3. Do your research. Even if you have particular experience about something, there will be times when you need to do some research to supplement your knowledge. Adding quotes from experts or sharing the latest research can put you in good stead with your readers. Adding one or two statistics can bring more meaning to your piece. For example, for the magazine features I write for my client, I usually include one or two statistics to demonstrate key points. When you use data from recognized experts in your industry, it adds to your authoritative presence.

4. Know your audience. Think about who you are writing for. What do they want to know? What types of questions do they ask? Use their questions as a guide for future blog posts or an e-book. By providing readers with answers to their questions, you establish yourself as someone they trust and will come back to for more information.

5. Surround yourself with outside experts. While you may focus on one niche, there may be times when you want to cover a topic that is related to your niche but goes beyond your expertise. Then you’ll want to refer to subject matter experts. Ask them questions to fill in the blanks of your own knowledge and experience. Know who you can go to when you don’t have all the answers. Be sure to provide proper attribution when you quote them. Sometimes being an authority means recognizing that there are some things you don’t know. To find an SME, check associations, booksellers, universities and think tanks for possible leads.  

6. Provide real value. Once you understand your audience’s needs, you can offer meaningful and helpful content for your readers. Avoid writing fluff content that only fills space. It might help to think of one takeaway you can include in each blog post you write. Or if writing a non-fiction book or e-book, think of takeaways for every section or chapter. What can readers learn from you that they can’t get from anyone else? Readers want information that is readily adaptable to their own needs. When you provide meaningful, practical information, readers will begin to see you as an authority.

7. Be consistent. If writing a blog, be consistent with your posting. Whether you post a story every day or once a week, make sure it’s posted around the same time or on the same day of the week. Readers who follow you will begin to look for your story at that time.

I once produced a bi-monthly residential newsletter for an apartment high-rise community. Every other month, the newsletter would be slipped under their doors. If by the first of the month, the newsletter didn’t appear, the management office would receive calls from residents asking where it was. They knew when to expect the newsletter because we were consistent with the schedule. When you’re consistent with your schedule, readers are more likely to trust you.
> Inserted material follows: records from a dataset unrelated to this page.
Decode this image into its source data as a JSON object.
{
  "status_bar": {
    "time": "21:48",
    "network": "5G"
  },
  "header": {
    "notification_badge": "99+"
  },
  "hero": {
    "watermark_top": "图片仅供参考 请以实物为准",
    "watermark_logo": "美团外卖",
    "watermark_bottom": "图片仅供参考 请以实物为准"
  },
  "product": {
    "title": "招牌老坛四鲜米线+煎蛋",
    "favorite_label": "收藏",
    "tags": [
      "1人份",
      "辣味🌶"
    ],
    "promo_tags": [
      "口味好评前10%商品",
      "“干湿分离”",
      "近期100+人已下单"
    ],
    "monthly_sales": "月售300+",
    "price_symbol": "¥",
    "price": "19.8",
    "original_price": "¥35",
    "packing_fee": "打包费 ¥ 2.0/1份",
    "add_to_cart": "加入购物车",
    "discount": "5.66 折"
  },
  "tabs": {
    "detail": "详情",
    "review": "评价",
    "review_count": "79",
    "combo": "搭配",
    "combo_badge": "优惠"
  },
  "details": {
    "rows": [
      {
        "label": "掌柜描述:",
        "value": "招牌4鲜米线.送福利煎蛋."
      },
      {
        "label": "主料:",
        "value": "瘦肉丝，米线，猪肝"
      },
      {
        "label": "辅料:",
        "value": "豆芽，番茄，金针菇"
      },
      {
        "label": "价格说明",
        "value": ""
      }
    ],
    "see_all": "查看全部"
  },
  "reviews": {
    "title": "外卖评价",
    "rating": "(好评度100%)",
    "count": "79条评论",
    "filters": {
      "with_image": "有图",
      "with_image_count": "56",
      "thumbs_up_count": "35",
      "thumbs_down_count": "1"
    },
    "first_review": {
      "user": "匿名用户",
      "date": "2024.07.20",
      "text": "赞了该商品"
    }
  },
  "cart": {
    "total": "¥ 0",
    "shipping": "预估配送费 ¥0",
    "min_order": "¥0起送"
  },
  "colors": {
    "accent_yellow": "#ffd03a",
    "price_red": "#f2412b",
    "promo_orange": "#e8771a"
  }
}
8. Limit attributions. It’s not necessary to attribute every piece of information in your blog post or work of non-fiction. After all, your stories reflect everything you’ve ever learned by the VIPs, teachers and parents in your life. However, attributions are necessary if you are using a direct quote or sharing a principle that someone else formalized. While you still need to give credit where credit is due, if you include too many attributions, people will wonder how much of the writing is coming from you. If it isn’t original, it isn’t authoritative.

9. Use a variety of media to share your expertise. Once you establish you’re authority, you may want to broaden your reach. If you love social media, use it to establish a following. Write e-books, guest posts for other blogs, magazine features or opinion pieces for local publications. Alternately, you can establish your own YouTube channel, produce a weekly podcast, or appear on local radio shows. If the media isn’t your thing, you can teach workshops or make presentations.

Keep in mind that building authority with your writing takes time. If you find you lose interest in your chosen topic, it’s okay to switch gears. But you’ll have to go through this process all over again, and perhaps find a new audience.

With consistent practice and patience, you can begin to garner a loyal following of readers who see you as a trusted authority on your chosen niche.